*WHAT TO PRODUCE*. If a line in the entries contains the string "this", include that line in your answer.

(Excerpts from an interface dataset)
%%

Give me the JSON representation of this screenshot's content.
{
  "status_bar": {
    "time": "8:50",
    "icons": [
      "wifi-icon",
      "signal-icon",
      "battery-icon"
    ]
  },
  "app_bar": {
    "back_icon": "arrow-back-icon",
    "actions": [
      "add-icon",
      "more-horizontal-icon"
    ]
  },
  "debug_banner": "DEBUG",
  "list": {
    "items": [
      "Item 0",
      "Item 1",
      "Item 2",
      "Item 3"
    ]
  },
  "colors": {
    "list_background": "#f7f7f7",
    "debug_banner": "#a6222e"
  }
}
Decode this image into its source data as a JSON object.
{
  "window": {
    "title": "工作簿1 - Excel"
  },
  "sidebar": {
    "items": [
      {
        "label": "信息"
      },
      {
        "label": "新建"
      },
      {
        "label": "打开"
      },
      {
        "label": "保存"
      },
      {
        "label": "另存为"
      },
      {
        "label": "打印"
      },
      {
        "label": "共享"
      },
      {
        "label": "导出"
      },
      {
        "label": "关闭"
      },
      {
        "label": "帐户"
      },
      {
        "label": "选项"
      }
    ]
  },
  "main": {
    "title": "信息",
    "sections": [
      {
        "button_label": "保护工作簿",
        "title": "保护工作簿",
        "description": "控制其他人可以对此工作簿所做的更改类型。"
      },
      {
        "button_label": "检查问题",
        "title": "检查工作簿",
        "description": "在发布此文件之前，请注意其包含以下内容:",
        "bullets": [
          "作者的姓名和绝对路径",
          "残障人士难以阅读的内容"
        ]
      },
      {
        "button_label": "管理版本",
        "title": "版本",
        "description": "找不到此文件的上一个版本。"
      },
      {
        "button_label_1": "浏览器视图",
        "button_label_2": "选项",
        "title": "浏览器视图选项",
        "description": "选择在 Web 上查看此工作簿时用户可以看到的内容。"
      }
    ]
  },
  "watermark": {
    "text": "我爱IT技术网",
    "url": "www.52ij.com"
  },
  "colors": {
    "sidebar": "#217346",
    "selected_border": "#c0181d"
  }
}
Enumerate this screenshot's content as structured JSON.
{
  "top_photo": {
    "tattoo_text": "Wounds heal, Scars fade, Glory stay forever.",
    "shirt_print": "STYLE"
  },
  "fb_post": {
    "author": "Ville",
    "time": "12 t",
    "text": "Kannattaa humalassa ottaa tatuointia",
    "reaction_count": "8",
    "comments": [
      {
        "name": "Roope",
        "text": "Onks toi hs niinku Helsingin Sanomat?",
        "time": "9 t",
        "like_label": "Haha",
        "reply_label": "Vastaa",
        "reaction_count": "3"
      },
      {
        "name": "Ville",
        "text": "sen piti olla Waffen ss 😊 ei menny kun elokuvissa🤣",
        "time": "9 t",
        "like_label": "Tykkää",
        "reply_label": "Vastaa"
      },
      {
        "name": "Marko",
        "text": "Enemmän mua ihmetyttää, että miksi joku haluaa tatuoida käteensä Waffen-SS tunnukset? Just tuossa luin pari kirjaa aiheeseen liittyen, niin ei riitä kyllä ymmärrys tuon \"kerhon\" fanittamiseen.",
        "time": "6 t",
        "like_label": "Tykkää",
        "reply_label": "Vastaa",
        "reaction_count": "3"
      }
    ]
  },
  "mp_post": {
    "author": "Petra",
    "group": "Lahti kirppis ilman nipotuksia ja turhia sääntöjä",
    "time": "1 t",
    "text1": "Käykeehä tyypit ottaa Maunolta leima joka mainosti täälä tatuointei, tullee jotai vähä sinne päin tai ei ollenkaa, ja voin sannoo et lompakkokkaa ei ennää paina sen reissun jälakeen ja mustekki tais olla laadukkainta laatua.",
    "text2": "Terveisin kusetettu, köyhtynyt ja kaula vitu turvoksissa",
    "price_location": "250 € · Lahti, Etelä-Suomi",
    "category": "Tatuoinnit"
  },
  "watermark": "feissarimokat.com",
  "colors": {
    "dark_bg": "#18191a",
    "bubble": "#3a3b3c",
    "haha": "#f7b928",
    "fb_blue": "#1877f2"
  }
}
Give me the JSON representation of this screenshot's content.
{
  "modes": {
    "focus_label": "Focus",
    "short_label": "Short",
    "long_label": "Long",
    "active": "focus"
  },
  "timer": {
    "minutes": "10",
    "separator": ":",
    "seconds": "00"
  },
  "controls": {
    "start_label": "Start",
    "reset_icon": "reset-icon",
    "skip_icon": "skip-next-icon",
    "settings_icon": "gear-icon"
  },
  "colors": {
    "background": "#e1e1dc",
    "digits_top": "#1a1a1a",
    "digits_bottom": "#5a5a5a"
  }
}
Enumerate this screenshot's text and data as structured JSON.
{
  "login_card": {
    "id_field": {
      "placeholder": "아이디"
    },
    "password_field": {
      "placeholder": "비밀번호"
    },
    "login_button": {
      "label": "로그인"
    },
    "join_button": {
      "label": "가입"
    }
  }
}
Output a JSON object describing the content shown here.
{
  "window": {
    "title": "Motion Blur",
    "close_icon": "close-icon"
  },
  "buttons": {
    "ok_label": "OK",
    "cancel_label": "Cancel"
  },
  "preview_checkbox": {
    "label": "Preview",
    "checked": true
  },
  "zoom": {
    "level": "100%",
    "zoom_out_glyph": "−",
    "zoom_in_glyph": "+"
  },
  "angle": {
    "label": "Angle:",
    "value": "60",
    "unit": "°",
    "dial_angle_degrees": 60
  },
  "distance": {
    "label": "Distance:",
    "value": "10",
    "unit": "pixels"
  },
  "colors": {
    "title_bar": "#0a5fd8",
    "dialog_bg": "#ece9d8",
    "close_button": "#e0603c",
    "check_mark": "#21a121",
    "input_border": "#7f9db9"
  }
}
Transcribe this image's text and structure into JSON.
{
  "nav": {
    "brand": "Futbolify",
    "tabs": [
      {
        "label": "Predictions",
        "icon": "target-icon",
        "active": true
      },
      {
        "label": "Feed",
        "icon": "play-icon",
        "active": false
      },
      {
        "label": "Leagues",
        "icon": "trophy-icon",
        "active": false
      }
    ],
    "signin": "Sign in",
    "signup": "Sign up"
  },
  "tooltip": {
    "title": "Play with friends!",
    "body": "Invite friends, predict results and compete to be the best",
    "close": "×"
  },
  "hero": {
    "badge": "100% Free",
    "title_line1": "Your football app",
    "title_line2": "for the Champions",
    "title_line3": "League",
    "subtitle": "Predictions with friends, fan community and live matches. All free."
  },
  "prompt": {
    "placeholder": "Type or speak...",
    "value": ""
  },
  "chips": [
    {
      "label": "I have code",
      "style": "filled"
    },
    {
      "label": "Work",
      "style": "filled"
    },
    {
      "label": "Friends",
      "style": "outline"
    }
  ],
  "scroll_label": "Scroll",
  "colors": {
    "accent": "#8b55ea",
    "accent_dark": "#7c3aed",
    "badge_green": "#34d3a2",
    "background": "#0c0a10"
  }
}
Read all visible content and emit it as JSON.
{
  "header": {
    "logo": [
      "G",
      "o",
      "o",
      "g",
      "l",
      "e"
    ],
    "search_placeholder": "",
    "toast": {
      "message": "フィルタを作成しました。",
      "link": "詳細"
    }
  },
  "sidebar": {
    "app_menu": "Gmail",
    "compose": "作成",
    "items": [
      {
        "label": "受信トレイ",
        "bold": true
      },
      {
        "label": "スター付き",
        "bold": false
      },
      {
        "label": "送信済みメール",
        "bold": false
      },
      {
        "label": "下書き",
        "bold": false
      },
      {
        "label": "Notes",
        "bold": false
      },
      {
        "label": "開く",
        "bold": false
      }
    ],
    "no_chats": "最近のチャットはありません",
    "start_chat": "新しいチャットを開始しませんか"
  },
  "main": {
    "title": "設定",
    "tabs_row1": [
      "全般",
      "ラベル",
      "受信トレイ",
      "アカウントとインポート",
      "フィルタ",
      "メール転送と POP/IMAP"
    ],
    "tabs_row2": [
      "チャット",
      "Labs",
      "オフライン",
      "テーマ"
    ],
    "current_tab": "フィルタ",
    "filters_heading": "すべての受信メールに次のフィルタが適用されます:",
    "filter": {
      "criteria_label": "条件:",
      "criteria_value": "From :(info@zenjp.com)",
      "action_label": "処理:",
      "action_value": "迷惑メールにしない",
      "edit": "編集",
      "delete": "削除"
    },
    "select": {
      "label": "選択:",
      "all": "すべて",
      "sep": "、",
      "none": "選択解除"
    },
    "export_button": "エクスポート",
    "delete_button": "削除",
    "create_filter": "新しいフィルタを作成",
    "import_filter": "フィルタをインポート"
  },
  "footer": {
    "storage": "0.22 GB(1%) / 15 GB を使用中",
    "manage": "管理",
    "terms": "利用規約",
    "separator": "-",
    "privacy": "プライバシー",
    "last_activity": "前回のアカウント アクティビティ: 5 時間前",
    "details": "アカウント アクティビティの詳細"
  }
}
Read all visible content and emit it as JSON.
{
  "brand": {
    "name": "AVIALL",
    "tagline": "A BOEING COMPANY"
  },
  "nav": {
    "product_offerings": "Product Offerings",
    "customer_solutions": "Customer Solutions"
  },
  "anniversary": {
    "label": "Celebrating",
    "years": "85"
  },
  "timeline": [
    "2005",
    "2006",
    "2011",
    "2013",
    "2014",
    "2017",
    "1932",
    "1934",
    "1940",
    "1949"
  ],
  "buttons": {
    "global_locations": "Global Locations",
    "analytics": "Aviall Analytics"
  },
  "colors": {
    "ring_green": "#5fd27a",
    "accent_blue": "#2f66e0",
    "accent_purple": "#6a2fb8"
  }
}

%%

*WRITTEN RESPONSE*.
Give me the JSON representation of this screenshot's content.
Decode this image into its source data as a JSON object.
Enumerate this screenshot's content as structured JSON.
Give me the JSON representation of this screenshot's content.
Enumerate this screenshot's text and data as structured JSON.
Transcribe this image's text and structure into JSON.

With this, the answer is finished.